### RECORDS TO PROCESS ###

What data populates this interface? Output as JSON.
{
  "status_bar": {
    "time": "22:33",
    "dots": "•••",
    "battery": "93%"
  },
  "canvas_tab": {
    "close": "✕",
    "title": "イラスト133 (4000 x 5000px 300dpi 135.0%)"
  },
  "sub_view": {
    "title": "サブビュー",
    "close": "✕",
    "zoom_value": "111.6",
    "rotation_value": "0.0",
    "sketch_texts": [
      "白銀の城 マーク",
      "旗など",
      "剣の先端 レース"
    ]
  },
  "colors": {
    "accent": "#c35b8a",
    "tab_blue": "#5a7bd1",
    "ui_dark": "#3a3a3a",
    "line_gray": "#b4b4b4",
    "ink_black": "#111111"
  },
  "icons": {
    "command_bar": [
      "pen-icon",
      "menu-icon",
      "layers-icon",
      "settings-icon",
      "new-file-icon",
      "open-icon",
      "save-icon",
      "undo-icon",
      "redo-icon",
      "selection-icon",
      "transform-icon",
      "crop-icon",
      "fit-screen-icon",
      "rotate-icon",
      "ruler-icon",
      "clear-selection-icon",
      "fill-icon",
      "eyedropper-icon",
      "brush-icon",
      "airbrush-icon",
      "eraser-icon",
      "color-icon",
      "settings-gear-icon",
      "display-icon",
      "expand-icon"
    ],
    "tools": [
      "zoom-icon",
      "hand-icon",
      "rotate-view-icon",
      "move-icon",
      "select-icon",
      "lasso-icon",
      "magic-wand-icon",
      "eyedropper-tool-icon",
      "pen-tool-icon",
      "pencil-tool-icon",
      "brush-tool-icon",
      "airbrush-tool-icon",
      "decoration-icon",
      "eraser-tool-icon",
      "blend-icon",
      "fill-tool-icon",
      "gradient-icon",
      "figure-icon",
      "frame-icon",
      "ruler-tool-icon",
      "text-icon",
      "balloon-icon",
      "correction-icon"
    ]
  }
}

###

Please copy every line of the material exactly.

• OUTPUT:
What data populates this interface? Output as JSON.
{
  "status_bar": {
    "time": "22:33",
    "dots": "•••",
    "battery": "93%"
  },
  "canvas_tab": {
    "close": "✕",
    "title": "イラスト133 (4000 x 5000px 300dpi 135.0%)"
  },
  "sub_view": {
    "title": "サブビュー",
    "close": "✕",
    "zoom_value": "111.6",
    "rotation_value": "0.0",
    "sketch_texts": [
      "白銀の城 マーク",
      "旗など",
      "剣の先端 レース"
    ]
  },
  "colors": {
    "accent": "#c35b8a",
    "tab_blue": "#5a7bd1",
    "ui_dark": "#3a3a3a",
    "line_gray": "#b4b4b4",
    "ink_black": "#111111"
  },
  "icons": {
    "command_bar": [
      "pen-icon",
      "menu-icon",
      "layers-icon",
      "settings-icon",
      "new-file-icon",
      "open-icon",
      "save-icon",
      "undo-icon",
      "redo-icon",
      "selection-icon",
      "transform-icon",
      "crop-icon",
      "fit-screen-icon",
      "rotate-icon",
      "ruler-icon",
      "clear-selection-icon",
      "fill-icon",
      "eyedropper-icon",
      "brush-icon",
      "airbrush-icon",
      "eraser-icon",
      "color-icon",
      "settings-gear-icon",
      "display-icon",
      "expand-icon"
    ],
    "tools": [
      "zoom-icon",
      "hand-icon",
      "rotate-view-icon",
      "move-icon",
      "select-icon",
      "lasso-icon",
      "magic-wand-icon",
      "eyedropper-tool-icon",
      "pen-tool-icon",
      "pencil-tool-icon",
      "brush-tool-icon",
      "airbrush-tool-icon",
      "decoration-icon",
      "eraser-tool-icon",
      "blend-icon",
      "fill-tool-icon",
      "gradient-icon",
      "figure-icon",
      "frame-icon",
      "ruler-tool-icon",
      "text-icon",
      "balloon-icon",
      "correction-icon"
    ]
  }
}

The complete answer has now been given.